From my cozy home, I am unsure how anyone survived early Arctic explorations or why they kept going back, but I certainly love reading about them. This book follows a two-year expedition that becomes a five-year expedition and involves a drunken ship captain, a murderer, and all sorts of other disasters. If you enjoy reading about disastrous polar expeditions from the comfort of your armchair as much as I do, this is for you.
A Booklist Best Literary Travel Book of 2017
A Kirkus Reviews Best Nonfiction Book of 2016
A remarkable true story of adventure, betrayal, and survival set in one of the world’s most inhospitable places.
In 1906, from atop a snow-swept hill in the ice fields northwest of Greenland, hundreds of miles from another human being, Commander Robert E. Peary spotted a line of mysterious peaks looming in the distance. He called this unexplored realm “Crocker Land.” Scientists and explorers agreed that the world-famous explorer had discovered a new continent rising from the frozen Arctic Ocean.
Several years later, two of Peary’s disciples, George Borup and Donald MacMillan, assembled a team of amateur adventurers to investigate Crocker Land. Before them lay a chance at the kind of lasting fame enjoyed by Magellan, Columbus, and Captain Cook. While filling in the last blank space on the globe, they might find new species of plants or animals, or even men; in the era of Jules Verne and H. G. Wells, anything seemed possible. Renowned scientific institutions, and even former president Theodore Roosevelt, rushed to endorse the expedition.
What followed was a sequence of events that none of the explorers could have imagined. Trapped in a true-life adventure story, the men endured howling blizzards, unearthly cold, food shortages, isolation, a fatal boating accident, a drunken sea captain, disease, dissension, and a horrific crime. But the team pushed on through every obstacle, driven forward by the mystery of Crocker Land and faint hopes that they someday would make it home.
Populated with a cast of memorable characters, and based on years of research in previously untapped sources, A Wretched and Precarious Situation is a harrowing Arctic narrative unlike any other.
About the Author
David Welky is the author of The Thousand-Year Flood: The Ohio-Mississippi Disaster of 1937, The Moguls and the Dictators: Hollywood and the Coming of World War II, and other books.

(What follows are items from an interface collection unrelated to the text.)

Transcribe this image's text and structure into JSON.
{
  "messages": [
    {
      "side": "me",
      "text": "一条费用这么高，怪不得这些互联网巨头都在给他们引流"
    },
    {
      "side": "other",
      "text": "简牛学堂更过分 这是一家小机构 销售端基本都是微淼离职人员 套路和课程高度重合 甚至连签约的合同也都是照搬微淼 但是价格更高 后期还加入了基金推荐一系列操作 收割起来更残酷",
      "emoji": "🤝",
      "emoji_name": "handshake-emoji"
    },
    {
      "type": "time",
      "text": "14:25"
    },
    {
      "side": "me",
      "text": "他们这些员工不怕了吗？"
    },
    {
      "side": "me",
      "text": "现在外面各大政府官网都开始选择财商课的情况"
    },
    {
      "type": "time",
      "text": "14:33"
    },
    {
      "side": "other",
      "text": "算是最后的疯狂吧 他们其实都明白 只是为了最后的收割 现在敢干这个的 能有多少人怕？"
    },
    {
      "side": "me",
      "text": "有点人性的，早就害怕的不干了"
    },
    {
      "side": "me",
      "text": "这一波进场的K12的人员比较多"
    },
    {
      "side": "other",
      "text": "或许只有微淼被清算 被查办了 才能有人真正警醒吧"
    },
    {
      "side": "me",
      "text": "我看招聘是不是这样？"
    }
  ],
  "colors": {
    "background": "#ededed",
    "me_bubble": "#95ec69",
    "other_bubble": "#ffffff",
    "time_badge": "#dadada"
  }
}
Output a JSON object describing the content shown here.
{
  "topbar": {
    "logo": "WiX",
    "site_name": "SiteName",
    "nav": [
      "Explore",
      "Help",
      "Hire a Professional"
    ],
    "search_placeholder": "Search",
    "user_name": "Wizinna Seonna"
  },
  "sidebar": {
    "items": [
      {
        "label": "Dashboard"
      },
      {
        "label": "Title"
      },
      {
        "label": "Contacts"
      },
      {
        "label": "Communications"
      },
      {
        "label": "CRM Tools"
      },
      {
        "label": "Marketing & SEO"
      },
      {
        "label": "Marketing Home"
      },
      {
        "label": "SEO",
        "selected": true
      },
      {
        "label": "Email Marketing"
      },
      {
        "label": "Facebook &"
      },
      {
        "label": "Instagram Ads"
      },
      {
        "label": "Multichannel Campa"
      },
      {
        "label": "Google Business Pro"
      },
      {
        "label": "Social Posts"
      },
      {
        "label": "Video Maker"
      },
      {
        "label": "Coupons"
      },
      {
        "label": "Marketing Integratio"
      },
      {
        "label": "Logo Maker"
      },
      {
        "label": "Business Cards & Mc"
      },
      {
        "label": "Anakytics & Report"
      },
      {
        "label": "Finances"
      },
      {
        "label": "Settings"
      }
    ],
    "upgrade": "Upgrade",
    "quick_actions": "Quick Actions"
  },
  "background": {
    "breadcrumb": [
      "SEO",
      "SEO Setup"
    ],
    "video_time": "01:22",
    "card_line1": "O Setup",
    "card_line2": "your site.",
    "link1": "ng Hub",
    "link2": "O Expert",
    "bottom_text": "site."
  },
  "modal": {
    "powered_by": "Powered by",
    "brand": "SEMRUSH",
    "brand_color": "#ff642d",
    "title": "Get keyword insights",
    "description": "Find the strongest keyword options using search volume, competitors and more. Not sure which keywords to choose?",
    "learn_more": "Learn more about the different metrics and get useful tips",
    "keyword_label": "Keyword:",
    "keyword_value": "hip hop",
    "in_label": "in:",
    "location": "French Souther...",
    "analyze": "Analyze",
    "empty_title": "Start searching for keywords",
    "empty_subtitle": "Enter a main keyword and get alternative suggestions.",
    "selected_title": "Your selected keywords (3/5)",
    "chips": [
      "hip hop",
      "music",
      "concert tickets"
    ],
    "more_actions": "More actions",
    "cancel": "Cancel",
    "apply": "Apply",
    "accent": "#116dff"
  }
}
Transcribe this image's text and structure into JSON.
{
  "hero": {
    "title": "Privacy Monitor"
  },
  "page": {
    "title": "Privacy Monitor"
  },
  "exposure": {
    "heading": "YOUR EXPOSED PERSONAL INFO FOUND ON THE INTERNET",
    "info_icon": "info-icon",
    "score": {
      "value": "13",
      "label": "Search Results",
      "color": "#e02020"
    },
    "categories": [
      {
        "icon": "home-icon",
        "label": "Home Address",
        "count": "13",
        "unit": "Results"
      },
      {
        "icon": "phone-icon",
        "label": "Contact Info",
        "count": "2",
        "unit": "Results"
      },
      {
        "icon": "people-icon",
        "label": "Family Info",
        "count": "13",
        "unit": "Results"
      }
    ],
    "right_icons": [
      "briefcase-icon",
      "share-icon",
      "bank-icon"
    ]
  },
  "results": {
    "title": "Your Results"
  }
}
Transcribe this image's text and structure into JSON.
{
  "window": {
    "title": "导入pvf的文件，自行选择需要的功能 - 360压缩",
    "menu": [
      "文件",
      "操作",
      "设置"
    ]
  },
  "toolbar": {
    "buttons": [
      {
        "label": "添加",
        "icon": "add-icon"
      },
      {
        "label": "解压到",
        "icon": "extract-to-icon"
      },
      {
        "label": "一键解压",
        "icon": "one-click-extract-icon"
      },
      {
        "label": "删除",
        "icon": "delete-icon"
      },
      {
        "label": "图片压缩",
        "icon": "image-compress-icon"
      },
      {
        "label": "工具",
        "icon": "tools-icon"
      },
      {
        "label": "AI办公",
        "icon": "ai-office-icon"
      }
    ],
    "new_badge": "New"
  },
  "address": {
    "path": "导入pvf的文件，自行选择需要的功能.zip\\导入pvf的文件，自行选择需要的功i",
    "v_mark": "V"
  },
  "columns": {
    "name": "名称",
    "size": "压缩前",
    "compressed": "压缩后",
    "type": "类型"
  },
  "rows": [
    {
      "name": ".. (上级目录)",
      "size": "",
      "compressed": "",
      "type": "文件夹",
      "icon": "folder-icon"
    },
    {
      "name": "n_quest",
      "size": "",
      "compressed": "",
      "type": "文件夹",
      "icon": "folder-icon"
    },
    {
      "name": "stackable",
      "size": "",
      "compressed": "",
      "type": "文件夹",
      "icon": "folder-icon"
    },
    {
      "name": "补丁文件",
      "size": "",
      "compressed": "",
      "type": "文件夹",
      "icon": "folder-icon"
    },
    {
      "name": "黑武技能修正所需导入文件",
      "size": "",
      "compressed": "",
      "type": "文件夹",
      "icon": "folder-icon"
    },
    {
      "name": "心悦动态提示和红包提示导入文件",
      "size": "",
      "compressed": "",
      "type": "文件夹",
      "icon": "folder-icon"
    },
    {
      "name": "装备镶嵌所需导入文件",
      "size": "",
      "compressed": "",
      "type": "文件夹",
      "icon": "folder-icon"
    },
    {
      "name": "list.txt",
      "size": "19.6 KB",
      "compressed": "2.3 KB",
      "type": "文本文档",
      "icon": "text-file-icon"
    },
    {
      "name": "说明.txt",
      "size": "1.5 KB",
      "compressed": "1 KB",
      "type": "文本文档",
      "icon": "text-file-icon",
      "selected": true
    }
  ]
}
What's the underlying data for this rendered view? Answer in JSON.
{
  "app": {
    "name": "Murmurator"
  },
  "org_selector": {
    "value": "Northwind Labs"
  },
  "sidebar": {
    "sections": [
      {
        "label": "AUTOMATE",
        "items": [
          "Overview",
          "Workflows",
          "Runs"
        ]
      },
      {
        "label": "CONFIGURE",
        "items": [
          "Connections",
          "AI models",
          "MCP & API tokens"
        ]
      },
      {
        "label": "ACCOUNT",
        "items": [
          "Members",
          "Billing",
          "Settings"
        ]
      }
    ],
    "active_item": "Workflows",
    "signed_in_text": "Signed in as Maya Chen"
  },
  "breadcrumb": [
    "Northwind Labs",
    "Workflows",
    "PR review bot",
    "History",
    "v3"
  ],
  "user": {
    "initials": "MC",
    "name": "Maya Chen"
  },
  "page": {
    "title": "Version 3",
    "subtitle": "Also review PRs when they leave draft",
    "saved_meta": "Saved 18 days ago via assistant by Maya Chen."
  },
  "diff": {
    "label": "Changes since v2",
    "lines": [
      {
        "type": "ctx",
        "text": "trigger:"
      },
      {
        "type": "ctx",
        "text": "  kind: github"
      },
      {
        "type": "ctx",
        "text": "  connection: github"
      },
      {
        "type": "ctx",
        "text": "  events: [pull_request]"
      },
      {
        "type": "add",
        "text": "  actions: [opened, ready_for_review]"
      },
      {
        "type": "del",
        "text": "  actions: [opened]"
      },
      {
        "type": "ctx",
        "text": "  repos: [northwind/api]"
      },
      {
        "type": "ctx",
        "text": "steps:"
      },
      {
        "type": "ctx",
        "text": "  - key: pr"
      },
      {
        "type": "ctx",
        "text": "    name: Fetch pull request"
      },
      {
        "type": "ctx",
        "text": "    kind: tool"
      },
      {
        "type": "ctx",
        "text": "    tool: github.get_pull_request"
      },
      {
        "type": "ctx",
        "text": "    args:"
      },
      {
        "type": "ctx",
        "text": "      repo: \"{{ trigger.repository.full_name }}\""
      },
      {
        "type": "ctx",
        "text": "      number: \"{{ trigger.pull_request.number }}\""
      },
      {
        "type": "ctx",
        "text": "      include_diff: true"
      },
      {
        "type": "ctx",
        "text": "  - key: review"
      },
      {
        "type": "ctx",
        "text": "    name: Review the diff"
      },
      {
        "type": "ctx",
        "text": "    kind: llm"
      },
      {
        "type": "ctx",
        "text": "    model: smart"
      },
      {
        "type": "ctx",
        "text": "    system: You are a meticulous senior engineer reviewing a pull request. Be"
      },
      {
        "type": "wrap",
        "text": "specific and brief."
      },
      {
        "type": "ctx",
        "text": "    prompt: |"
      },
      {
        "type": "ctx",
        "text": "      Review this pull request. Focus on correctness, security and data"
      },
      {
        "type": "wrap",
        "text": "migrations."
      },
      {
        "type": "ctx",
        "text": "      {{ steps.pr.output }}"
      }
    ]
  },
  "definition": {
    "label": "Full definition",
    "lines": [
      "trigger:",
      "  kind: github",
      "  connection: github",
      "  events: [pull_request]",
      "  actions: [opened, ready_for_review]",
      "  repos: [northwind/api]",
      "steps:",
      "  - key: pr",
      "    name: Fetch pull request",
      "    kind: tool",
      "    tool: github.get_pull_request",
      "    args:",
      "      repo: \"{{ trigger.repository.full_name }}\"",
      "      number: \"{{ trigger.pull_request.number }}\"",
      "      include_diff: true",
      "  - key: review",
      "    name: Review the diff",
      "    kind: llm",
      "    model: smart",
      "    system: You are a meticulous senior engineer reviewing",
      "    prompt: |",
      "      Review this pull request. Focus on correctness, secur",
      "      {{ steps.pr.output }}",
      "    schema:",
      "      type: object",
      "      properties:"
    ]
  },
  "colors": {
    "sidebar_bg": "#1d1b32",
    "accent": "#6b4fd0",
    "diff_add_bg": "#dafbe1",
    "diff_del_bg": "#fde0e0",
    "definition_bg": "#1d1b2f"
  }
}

He is a professor of history at the University of Central Arkansas.
What a book!....Excellent writing that combines some of the serious novelist’s techniques with information that can only come from hundreds of hours with long-forgotten diaries, letters and newspaper accounts....Comparable but better-known authors in the genre include David McCullough, John Barry and Timothy Egan. — Bill Streever
Polar historians…will be grateful to have the Crocker Land expedition properly documented.
David Welky reveals in this engrossing account....the classic litany of illness, privation and howling blizzards, [and] a singularly bizarre finding about [polar explorer Robert] Peary's original sighting.
Welky’s fast-moving, evocative narrative paints a vivid portrait of the men who, along with their Inuit companions, risked their lives for ‘dreams of lost continents awaiting discovery.’
A penetrating study of human character in a challenging environment....His seamless narrative, chilling at times and always thought-provoking, transports the reader to a time when the Arctic was virtually as harsh and inaccessible a place as the Moon or Mars.
"Drawing on extensive expedition diaries....This is a classic explorer’s narrative, pitting ambition against the limits of endurance."
Making magnificent use of documents and recreating the years-long Arctic sojourn with the drama and immediacy of a tension-filled adventure novel, [Welky] conjures a romantic quest emblematic of the rugged manliness of the time…vastly entertaining.
Welky is a superb writer, and he mines the interpersonal relationships of the expedition’s participants – the loyalties, the friendships grown or torn asunder, the cultural insensitivities – as effectively as he describes the travel, the exploration into unknown territory, and the constant flirtation with death at the hands of the elements.
Unravels the strange story of one of the world’s greatest discoveries that never was. — Simon Worrall